If you haven’t yet signed up for Interaction08, space is filling up so sign up quick!
This is the first annual IxDA conference and I’m honored to be one of the speakers. It’s an amazing group of presenters, including keynotes by Alan Cooper, Bill Buxton, Sigi Moeslinger and Malcolm McCullough. Read more about IxDA and the conference in an interview with Dan Saffer on Boxes & Arrows.
Minority Report style ads coming to taxicab near you. Ok, they aren’t reading your identity off your retina to display targeted ads, but GPS will display ads based on location. I had heard a few years ago that animated Flash ads were being placed on top of NYC taxis, but I can’t find a reference to that now. I did find this story

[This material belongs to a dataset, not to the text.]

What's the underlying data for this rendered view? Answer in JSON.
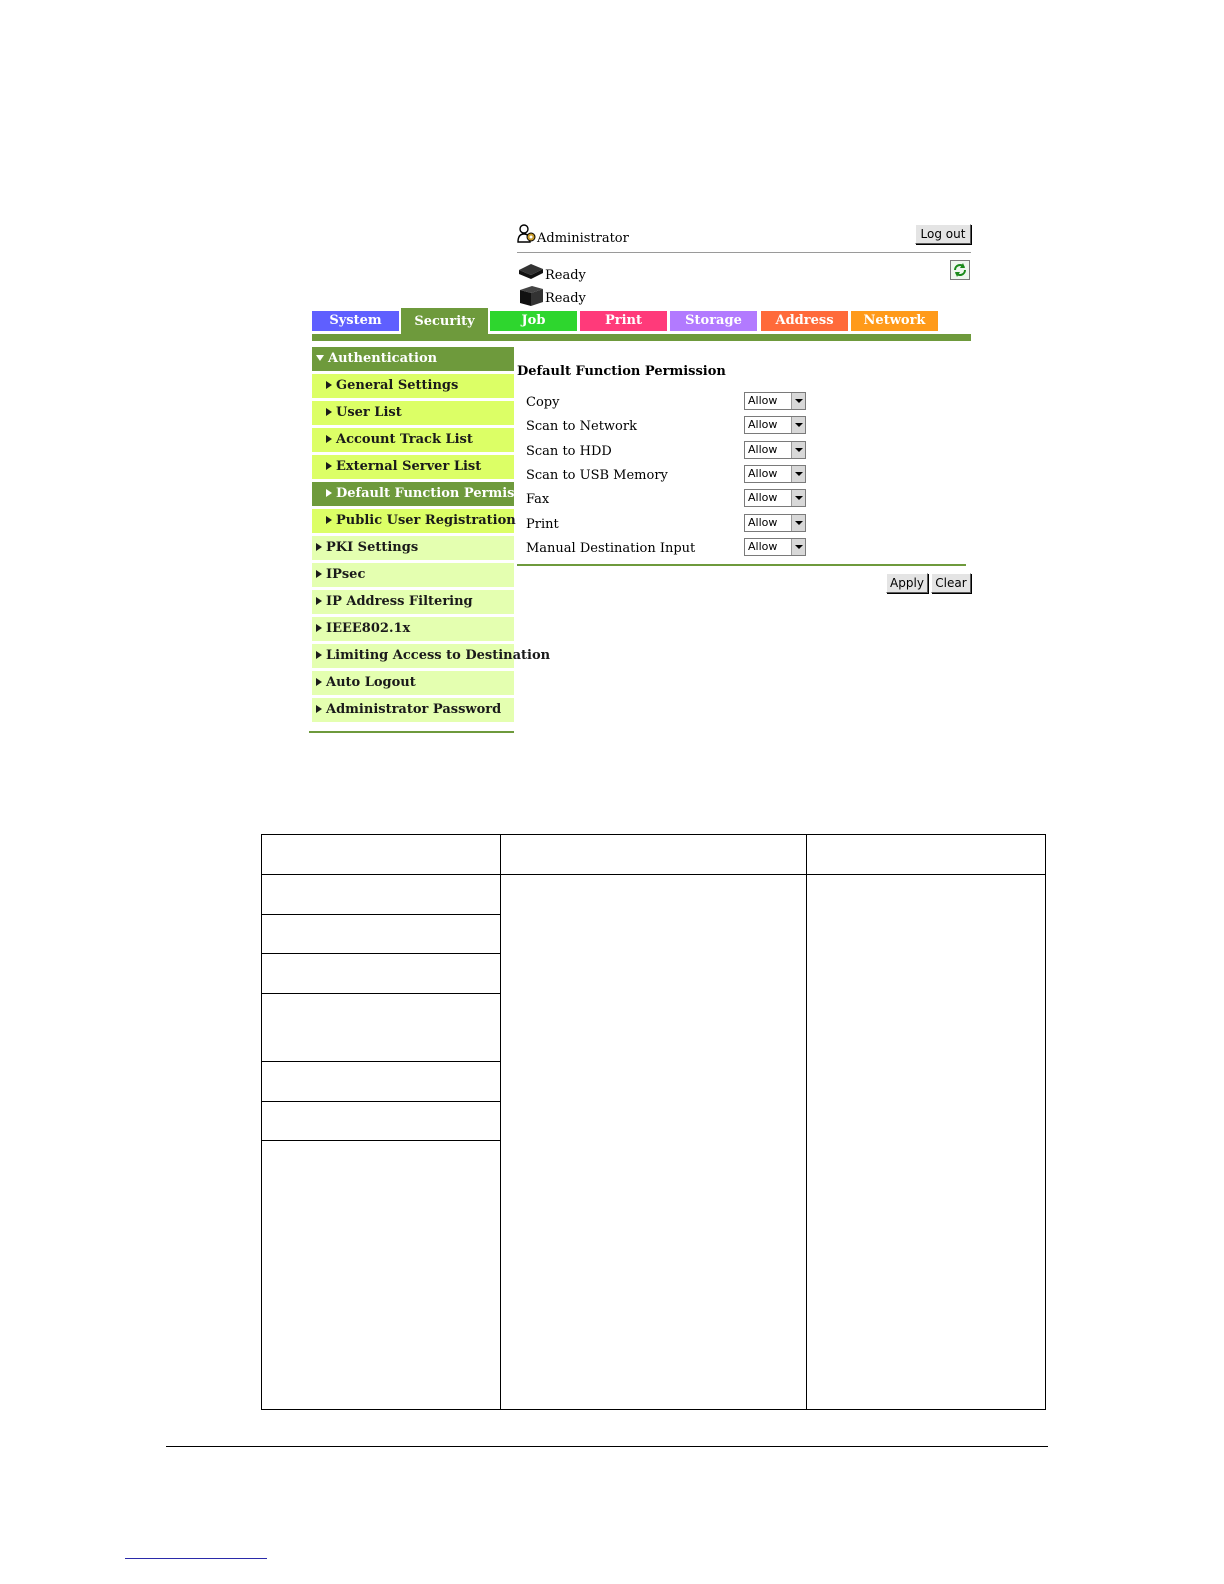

about taxitechnology.com which is offering ads on touchscreens in 13,000 New York taxicabs.
It’s hard to tell from the marketing materials, but it looks like this has been in the works for quite a while. I thought the interface was pretty ho hum for all the hi tech — shiny buttons, uninspired design. Any New Yorkers tried one yet? Is it cool or lame? helpful or intrusive?
Digging around some back woods newsgroups for bits of codec lore to solve a random challenge a couple of weeks ago, I ran across a post by someone at Metavid and I found the project intriguing. It seems that the video proceedings of the house and senate are public domain (as they should be), and Metavid is capturing these cable broadcasts and encoding them into a free video format (free as in liberty, free as in beer).
Search their archive for your favorite member of congress. This ain’t no YouTube — their aspirations for discourse aim higher than that, and you can see that this is still a work in progress. They are working on a wiki interface for video annotation and browsing. The video is worth downloading and checking out. Here’s a screen shot:
This interface would allow the great multitudes to annotate and transcribe the video to facilitate easy text searches. They have a snazzy auto-complete widget for specifying speaker names that even includes a headshot image. I also like the vertical timeline, color-coded by speaker, which allows navigation through time.